Doctoral students in Physics and Astronomy have the opportunity to make original and significant contributions to science within a department recognized globally for leading research. The PhD program appeals to students planning a career in academia, government labs, leadership roles, and industry. The programs connects students with state-of-the-art experimental and computational facilities both here and at collaborating institutions, and with world-renowned researchers in one of six focus areas: Astronomy and Astrophysics, Complexity, Environmental and Isotope Physics, Radiation Oncology Physics, Quantum Information and Quantum, Atomic, and Molecular Optics, and Space Physics. These focus areas lie within program specializations that students apply to: Physics, Astrophysics, Space Physics or Radiation Oncology Physics (including Medical Imaging/Medical Physics).

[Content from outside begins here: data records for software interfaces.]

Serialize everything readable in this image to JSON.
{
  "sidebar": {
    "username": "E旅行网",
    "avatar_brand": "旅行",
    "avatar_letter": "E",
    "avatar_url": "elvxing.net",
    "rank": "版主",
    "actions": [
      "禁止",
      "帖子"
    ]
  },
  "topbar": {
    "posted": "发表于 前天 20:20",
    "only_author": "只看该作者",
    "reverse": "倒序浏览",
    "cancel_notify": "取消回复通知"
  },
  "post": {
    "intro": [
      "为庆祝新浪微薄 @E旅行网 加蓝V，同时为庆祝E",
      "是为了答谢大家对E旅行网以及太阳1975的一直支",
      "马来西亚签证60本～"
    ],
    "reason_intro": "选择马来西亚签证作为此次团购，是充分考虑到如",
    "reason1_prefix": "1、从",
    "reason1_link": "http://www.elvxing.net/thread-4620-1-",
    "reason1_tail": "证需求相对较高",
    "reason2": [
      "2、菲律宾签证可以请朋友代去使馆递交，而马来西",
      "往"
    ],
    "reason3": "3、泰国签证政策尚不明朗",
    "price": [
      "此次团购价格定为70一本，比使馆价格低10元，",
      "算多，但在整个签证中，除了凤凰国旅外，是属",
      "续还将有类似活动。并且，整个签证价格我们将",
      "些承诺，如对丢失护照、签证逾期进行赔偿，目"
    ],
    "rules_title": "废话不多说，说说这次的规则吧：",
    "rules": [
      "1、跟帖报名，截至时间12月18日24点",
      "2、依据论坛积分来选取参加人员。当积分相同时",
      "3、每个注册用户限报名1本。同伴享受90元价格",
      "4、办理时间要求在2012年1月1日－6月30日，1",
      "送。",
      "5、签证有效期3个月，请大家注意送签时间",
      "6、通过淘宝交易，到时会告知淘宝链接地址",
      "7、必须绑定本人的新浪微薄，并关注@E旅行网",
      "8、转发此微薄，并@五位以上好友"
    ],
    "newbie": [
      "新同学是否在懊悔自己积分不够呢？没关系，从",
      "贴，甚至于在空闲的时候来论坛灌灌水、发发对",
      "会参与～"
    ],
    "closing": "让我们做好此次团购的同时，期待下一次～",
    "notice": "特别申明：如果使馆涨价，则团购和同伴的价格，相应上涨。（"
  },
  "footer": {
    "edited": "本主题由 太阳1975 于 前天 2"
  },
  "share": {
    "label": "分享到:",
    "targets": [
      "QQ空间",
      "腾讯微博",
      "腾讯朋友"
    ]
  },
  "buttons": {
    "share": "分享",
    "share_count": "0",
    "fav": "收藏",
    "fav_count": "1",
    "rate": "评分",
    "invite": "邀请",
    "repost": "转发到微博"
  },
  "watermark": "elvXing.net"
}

The PhD under Radiation Oncology Physics (ROP) is a Commission on Accreditation of Medical Physics Education Program (CAMPEP) accredited program. Students interested in this specialization typically have a MSc from a CAMPEP accredited program or closely related degree to be admitted. The PhD specializing in ROP is accredited by the Commission on Accreditation of Medical Physics Education Programs (CAMPEP) and provides didactic background, research experience and clinical training for a career in Radiation Oncology Physics. The majority of our graduates have gone on to residencies in Clinical Radiation Oncology Physics in Canada and beyond.
The department's per capita funding level is the highest within UCalgary's Faculty of Science. Admission is competitive, favouring students who demonstrate academic excellence and leadership.
Completing this program
Astronomy & Astrophysics: Research topics may include radio, optical, infrared and space astronomy, computational astrophysics, star formation, the interstellar medium, and general relativity.
Isotope and Environmental Physics: Research topics may include nuclear decay processes, the effect of human activity on the environment, the development of analytical and instrumental techniques, isotope composition of trace gases and aerosols, source apportionment studies, and isotope fractionation.
Radiation Oncology Physics: Research topics may include intensity modulated and image guided radiation therapy, prostate brachytherapy, and stereotactic radiosurgery.
Space Physics: Research topics may include precipitation mechanisms, remote sensing magnetospheric dynamics, and the solar-terrestrial interaction.
Complexity: Research topics may include complex networks, self-organized criticality, statistical and computational physics, and non-linear dynamics.
Quantum Information and Quantum, Atomic, and Molecular Optics: Research topics may include the study of information, communication and computation using devices that are governed by quantum principle as well as the interaction between light and matter.
Candidacy: Students will prepare a thesis proposal as well as take an oral exam on background knowledge of the research topic and the student's proposal.
Thesis: Students will be required to submit and defend an original research thesis.
- Medical Physics
- Radiation Oncology Physics
- Space Physics
- Computational Neuroscience (interdisciplinary)
- Medical Imaging (interdisciplinary)
Researcher, technician, radiation oncology, medical or clinical physicist, professor, instructor, data science/mining, communications, journalism, entrepreneur, environmental, financial, strategic management and/or IT consultant, quantitative analyst, risk assessment, insurance, bioinformatics.
A PhD in physics and astronomy is usually considered a final degree; in some cases, students may pursue postdoctoral work.